- **WHAT THE TASK REQUIRES**: What you give back should match the listing word for word.
======
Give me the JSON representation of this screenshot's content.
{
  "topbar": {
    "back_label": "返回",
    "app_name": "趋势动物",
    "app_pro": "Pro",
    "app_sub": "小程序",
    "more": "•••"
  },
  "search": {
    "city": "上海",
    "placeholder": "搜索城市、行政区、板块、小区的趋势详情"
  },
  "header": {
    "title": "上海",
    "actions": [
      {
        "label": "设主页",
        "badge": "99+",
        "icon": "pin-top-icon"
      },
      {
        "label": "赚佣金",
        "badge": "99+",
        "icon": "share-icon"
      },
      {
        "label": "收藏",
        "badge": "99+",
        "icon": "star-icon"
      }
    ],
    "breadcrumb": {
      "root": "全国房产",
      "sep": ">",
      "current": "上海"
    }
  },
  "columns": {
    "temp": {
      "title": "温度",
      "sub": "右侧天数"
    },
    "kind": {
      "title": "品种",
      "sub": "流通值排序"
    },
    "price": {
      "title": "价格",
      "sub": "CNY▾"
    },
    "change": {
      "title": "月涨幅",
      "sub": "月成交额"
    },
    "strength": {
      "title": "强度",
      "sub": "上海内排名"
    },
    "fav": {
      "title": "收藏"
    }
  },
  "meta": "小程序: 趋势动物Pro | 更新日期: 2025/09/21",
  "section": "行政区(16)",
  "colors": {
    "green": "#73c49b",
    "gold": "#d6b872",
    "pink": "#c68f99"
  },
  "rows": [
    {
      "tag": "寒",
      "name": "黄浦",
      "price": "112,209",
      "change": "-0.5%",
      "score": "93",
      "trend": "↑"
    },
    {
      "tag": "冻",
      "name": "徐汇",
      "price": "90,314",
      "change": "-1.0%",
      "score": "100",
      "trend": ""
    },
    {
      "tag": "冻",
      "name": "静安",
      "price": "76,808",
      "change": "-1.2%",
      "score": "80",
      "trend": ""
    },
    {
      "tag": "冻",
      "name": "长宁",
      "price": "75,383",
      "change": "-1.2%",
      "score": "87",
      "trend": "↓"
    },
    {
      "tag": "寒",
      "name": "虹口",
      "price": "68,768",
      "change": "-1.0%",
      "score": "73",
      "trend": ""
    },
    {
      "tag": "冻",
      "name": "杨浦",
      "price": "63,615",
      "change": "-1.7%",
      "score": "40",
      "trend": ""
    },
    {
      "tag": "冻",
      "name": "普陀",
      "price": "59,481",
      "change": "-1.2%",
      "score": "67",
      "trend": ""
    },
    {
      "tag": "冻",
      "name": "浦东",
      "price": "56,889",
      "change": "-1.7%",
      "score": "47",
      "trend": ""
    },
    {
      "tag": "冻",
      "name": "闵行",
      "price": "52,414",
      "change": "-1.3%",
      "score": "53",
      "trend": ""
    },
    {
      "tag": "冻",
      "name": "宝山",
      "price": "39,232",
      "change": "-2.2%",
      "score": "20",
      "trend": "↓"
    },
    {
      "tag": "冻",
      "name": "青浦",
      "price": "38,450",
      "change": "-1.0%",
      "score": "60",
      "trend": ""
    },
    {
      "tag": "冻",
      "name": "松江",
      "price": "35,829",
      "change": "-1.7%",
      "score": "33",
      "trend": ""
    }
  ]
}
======
- **SOLVED PROBLEM**:
Give me the JSON representation of this screenshot's content.
{
  "topbar": {
    "back_label": "返回",
    "app_name": "趋势动物",
    "app_pro": "Pro",
    "app_sub": "小程序",
    "more": "•••"
  },
  "search": {
    "city": "上海",
    "placeholder": "搜索城市、行政区、板块、小区的趋势详情"
  },
  "header": {
    "title": "上海",
    "actions": [
      {
        "label": "设主页",
        "badge": "99+",
        "icon": "pin-top-icon"
      },
      {
        "label": "赚佣金",
        "badge": "99+",
        "icon": "share-icon"
      },
      {
        "label": "收藏",
        "badge": "99+",
        "icon": "star-icon"
      }
    ],
    "breadcrumb": {
      "root": "全国房产",
      "sep": ">",
      "current": "上海"
    }
  },
  "columns": {
    "temp": {
      "title": "温度",
      "sub": "右侧天数"
    },
    "kind": {
      "title": "品种",
      "sub": "流通值排序"
    },
    "price": {
      "title": "价格",
      "sub": "CNY▾"
    },
    "change": {
      "title": "月涨幅",
      "sub": "月成交额"
    },
    "strength": {
      "title": "强度",
      "sub": "上海内排名"
    },
    "fav": {
      "title": "收藏"
    }
  },
  "meta": "小程序: 趋势动物Pro | 更新日期: 2025/09/21",
  "section": "行政区(16)",
  "colors": {
    "green": "#73c49b",
    "gold": "#d6b872",
    "pink": "#c68f99"
  },
  "rows": [
    {
      "tag": "寒",
      "name": "黄浦",
      "price": "112,209",
      "change": "-0.5%",
      "score": "93",
      "trend": "↑"
    },
    {
      "tag": "冻",
      "name": "徐汇",
      "price": "90,314",
      "change": "-1.0%",
      "score": "100",
      "trend": ""
    },
    {
      "tag": "冻",
      "name": "静安",
      "price": "76,808",
      "change": "-1.2%",
      "score": "80",
      "trend": ""
    },
    {
      "tag": "冻",
      "name": "长宁",
      "price": "75,383",
      "change": "-1.2%",
      "score": "87",
      "trend": "↓"
    },
    {
      "tag": "寒",
      "name": "虹口",
      "price": "68,768",
      "change": "-1.0%",
      "score": "73",
      "trend": ""
    },
    {
      "tag": "冻",
      "name": "杨浦",
      "price": "63,615",
      "change": "-1.7%",
      "score": "40",
      "trend": ""
    },
    {
      "tag": "冻",
      "name": "普陀",
      "price": "59,481",
      "change": "-1.2%",
      "score": "67",
      "trend": ""
    },
    {
      "tag": "冻",
      "name": "浦东",
      "price": "56,889",
      "change": "-1.7%",
      "score": "47",
      "trend": ""
    },
    {
      "tag": "冻",
      "name": "闵行",
      "price": "52,414",
      "change": "-1.3%",
      "score": "53",
      "trend": ""
    },
    {
      "tag": "冻",
      "name": "宝山",
      "price": "39,232",
      "change": "-2.2%",
      "score": "20",
      "trend": "↓"
    },
    {
      "tag": "冻",
      "name": "青浦",
      "price": "38,450",
      "change": "-1.0%",
      "score": "60",
      "trend": ""
    },
    {
      "tag": "冻",
      "name": "松江",
      "price": "35,829",
      "change": "-1.7%",
      "score": "33",
      "trend": ""
    }
  ]
}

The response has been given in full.